RECORD EXCERPTS:
##########

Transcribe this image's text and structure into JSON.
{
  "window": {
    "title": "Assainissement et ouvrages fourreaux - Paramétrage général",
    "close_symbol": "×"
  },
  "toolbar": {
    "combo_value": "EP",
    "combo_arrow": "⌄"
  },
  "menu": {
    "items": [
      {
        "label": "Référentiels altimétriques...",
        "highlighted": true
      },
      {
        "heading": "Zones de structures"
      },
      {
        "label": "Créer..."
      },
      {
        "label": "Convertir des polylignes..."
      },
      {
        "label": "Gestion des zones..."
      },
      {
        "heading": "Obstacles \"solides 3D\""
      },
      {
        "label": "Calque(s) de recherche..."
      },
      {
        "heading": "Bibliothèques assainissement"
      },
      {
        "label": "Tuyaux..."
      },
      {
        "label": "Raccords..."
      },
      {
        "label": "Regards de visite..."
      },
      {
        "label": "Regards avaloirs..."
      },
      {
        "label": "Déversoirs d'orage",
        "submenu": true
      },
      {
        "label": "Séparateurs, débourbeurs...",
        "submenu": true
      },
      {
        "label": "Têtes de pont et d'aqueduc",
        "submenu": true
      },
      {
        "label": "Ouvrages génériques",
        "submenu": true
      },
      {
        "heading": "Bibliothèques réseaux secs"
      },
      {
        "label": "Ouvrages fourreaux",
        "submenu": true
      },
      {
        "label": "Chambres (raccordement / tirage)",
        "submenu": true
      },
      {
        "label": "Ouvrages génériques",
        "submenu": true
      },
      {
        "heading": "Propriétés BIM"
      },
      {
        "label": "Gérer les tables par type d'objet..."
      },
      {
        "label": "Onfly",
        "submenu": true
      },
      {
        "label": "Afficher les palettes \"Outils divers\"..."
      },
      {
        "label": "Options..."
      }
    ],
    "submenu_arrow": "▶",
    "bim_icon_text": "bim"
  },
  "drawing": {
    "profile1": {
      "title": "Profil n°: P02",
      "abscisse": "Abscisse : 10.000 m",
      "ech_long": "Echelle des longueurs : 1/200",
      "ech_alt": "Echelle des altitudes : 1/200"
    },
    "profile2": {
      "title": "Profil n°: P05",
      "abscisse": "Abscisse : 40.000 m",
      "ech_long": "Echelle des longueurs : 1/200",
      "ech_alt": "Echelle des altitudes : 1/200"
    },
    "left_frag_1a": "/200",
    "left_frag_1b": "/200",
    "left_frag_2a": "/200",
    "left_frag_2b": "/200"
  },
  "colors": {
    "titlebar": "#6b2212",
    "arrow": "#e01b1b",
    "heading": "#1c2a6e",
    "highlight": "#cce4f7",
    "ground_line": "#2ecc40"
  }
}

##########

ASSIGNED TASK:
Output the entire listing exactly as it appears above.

ANSWER TO THE EXERCISE:
Transcribe this image's text and structure into JSON.
{
  "window": {
    "title": "Assainissement et ouvrages fourreaux - Paramétrage général",
    "close_symbol": "×"
  },
  "toolbar": {
    "combo_value": "EP",
    "combo_arrow": "⌄"
  },
  "menu": {
    "items": [
      {
        "label": "Référentiels altimétriques...",
        "highlighted": true
      },
      {
        "heading": "Zones de structures"
      },
      {
        "label": "Créer..."
      },
      {
        "label": "Convertir des polylignes..."
      },
      {
        "label": "Gestion des zones..."
      },
      {
        "heading": "Obstacles \"solides 3D\""
      },
      {
        "label": "Calque(s) de recherche..."
      },
      {
        "heading": "Bibliothèques assainissement"
      },
      {
        "label": "Tuyaux..."
      },
      {
        "label": "Raccords..."
      },
      {
        "label": "Regards de visite..."
      },
      {
        "label": "Regards avaloirs..."
      },
      {
        "label": "Déversoirs d'orage",
        "submenu": true
      },
      {
        "label": "Séparateurs, débourbeurs...",
        "submenu": true
      },
      {
        "label": "Têtes de pont et d'aqueduc",
        "submenu": true
      },
      {
        "label": "Ouvrages génériques",
        "submenu": true
      },
      {
        "heading": "Bibliothèques réseaux secs"
      },
      {
        "label": "Ouvrages fourreaux",
        "submenu": true
      },
      {
        "label": "Chambres (raccordement / tirage)",
        "submenu": true
      },
      {
        "label": "Ouvrages génériques",
        "submenu": true
      },
      {
        "heading": "Propriétés BIM"
      },
      {
        "label": "Gérer les tables par type d'objet..."
      },
      {
        "label": "Onfly",
        "submenu": true
      },
      {
        "label": "Afficher les palettes \"Outils divers\"..."
      },
      {
        "label": "Options..."
      }
    ],
    "submenu_arrow": "▶",
    "bim_icon_text": "bim"
  },
  "drawing": {
    "profile1": {
      "title": "Profil n°: P02",
      "abscisse": "Abscisse : 10.000 m",
      "ech_long": "Echelle des longueurs : 1/200",
      "ech_alt": "Echelle des altitudes : 1/200"
    },
    "profile2": {
      "title": "Profil n°: P05",
      "abscisse": "Abscisse : 40.000 m",
      "ech_long": "Echelle des longueurs : 1/200",
      "ech_alt": "Echelle des altitudes : 1/200"
    },
    "left_frag_1a": "/200",
    "left_frag_1b": "/200",
    "left_frag_2a": "/200",
    "left_frag_2b": "/200"
  },
  "colors": {
    "titlebar": "#6b2212",
    "arrow": "#e01b1b",
    "heading": "#1c2a6e",
    "highlight": "#cce4f7",
    "ground_line": "#2ecc40"
  }
}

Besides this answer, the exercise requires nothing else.